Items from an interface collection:
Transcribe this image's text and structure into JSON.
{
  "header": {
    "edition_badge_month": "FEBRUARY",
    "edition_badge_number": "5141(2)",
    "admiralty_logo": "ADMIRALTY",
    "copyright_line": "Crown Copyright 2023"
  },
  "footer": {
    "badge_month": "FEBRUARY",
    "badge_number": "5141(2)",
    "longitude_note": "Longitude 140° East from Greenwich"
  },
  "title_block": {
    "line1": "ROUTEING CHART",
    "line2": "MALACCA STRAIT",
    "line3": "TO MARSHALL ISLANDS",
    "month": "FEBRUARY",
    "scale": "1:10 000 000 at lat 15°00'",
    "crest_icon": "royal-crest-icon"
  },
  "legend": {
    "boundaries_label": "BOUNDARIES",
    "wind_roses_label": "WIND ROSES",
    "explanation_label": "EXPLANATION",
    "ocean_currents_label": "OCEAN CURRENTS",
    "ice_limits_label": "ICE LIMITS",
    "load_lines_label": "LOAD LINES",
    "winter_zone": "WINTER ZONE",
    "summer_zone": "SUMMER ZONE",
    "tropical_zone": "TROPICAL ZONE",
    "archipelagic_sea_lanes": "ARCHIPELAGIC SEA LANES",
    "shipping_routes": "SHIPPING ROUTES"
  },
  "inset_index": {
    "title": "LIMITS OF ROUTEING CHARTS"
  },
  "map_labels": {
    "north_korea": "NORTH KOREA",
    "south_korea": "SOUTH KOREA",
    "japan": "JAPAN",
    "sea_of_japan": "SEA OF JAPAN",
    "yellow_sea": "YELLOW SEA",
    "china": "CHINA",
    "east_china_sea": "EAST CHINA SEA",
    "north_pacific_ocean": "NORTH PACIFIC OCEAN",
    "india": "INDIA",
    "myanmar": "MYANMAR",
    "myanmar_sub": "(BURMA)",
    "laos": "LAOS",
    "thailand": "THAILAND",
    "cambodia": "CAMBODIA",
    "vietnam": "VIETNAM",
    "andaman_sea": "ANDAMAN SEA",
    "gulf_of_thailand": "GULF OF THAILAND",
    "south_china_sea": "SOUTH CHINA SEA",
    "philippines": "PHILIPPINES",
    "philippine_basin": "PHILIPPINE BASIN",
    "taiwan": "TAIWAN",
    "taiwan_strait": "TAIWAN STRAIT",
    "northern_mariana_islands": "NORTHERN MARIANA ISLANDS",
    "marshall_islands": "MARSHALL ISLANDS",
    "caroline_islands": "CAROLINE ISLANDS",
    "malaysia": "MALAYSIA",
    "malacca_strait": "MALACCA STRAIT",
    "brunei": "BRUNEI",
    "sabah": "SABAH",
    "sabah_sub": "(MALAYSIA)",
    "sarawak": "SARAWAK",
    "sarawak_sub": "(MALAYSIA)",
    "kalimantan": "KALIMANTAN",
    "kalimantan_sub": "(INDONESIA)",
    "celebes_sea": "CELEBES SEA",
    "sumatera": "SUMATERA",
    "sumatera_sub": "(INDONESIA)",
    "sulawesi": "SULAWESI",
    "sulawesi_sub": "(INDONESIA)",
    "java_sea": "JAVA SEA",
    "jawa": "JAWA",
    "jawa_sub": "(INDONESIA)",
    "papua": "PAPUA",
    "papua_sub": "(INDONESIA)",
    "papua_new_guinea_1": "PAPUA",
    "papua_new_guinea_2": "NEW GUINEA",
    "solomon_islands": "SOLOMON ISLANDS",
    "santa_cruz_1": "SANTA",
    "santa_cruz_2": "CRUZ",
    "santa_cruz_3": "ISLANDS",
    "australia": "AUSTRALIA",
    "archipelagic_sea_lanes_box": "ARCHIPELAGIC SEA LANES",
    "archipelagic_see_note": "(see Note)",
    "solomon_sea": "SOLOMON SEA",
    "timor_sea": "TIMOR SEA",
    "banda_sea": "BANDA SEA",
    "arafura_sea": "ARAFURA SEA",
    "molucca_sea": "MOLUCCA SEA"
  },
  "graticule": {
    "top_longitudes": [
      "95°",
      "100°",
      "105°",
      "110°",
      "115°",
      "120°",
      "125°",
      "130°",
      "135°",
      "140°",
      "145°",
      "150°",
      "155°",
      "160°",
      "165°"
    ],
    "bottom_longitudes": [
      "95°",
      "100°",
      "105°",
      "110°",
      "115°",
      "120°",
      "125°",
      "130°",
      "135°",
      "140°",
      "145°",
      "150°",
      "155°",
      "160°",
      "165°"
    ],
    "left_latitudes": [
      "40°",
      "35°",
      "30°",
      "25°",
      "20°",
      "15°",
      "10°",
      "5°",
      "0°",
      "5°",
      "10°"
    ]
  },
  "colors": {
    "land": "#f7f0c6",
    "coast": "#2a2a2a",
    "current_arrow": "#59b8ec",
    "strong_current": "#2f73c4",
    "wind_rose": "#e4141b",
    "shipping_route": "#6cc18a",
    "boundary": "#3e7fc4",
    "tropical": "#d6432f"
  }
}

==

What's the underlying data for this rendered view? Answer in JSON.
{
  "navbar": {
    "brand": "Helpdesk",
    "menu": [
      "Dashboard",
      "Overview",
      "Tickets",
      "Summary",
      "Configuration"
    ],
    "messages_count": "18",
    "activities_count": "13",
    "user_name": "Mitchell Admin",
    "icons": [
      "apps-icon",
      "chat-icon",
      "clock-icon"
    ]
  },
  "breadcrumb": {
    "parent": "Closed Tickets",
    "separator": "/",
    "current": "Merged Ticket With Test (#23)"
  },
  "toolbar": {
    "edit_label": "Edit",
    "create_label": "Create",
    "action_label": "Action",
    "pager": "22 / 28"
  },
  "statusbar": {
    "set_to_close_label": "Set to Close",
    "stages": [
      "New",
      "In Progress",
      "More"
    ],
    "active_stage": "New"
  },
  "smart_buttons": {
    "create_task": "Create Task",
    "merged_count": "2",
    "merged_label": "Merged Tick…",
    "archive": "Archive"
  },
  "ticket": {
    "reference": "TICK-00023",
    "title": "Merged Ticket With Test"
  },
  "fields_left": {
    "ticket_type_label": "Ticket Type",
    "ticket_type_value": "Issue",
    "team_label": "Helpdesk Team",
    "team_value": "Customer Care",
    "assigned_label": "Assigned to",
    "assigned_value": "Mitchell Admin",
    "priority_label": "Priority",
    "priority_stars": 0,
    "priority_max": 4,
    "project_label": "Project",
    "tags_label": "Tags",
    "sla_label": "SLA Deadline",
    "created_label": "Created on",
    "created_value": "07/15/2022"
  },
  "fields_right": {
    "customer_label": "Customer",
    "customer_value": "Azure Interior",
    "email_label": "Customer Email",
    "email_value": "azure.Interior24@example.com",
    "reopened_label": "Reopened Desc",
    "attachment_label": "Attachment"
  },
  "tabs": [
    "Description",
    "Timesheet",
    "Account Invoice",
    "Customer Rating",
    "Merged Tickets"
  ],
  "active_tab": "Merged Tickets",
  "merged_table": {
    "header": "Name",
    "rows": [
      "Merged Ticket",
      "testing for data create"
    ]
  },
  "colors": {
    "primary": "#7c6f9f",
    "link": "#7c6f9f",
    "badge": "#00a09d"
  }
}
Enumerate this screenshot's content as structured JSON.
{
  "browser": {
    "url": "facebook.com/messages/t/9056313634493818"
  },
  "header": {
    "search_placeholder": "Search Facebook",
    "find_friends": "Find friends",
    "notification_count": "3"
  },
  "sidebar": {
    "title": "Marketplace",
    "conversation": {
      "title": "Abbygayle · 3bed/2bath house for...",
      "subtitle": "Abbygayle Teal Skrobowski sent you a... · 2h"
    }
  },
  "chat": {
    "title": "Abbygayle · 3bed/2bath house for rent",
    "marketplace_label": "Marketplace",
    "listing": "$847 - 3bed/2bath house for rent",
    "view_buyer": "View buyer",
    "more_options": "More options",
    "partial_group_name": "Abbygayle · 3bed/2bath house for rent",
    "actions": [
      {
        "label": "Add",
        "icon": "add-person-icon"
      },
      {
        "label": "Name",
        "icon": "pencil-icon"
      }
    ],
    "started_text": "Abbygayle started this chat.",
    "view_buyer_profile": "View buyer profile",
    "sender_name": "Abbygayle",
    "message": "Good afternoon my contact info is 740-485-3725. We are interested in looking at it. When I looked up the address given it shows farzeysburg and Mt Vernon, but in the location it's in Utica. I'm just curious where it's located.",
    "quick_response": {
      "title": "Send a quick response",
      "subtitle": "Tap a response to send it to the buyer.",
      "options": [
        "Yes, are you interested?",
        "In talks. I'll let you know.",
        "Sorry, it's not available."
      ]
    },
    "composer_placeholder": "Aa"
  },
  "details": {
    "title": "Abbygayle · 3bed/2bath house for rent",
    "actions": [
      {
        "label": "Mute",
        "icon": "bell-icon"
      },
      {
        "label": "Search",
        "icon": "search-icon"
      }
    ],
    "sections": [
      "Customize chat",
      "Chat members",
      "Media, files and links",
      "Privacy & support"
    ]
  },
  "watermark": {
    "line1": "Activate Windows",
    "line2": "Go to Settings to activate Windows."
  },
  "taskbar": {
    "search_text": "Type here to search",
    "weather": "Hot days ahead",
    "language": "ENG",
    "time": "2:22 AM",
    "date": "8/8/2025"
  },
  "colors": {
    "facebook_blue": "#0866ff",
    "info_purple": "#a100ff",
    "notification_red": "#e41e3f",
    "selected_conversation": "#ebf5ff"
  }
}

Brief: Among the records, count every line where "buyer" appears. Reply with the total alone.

Finished exercise: 3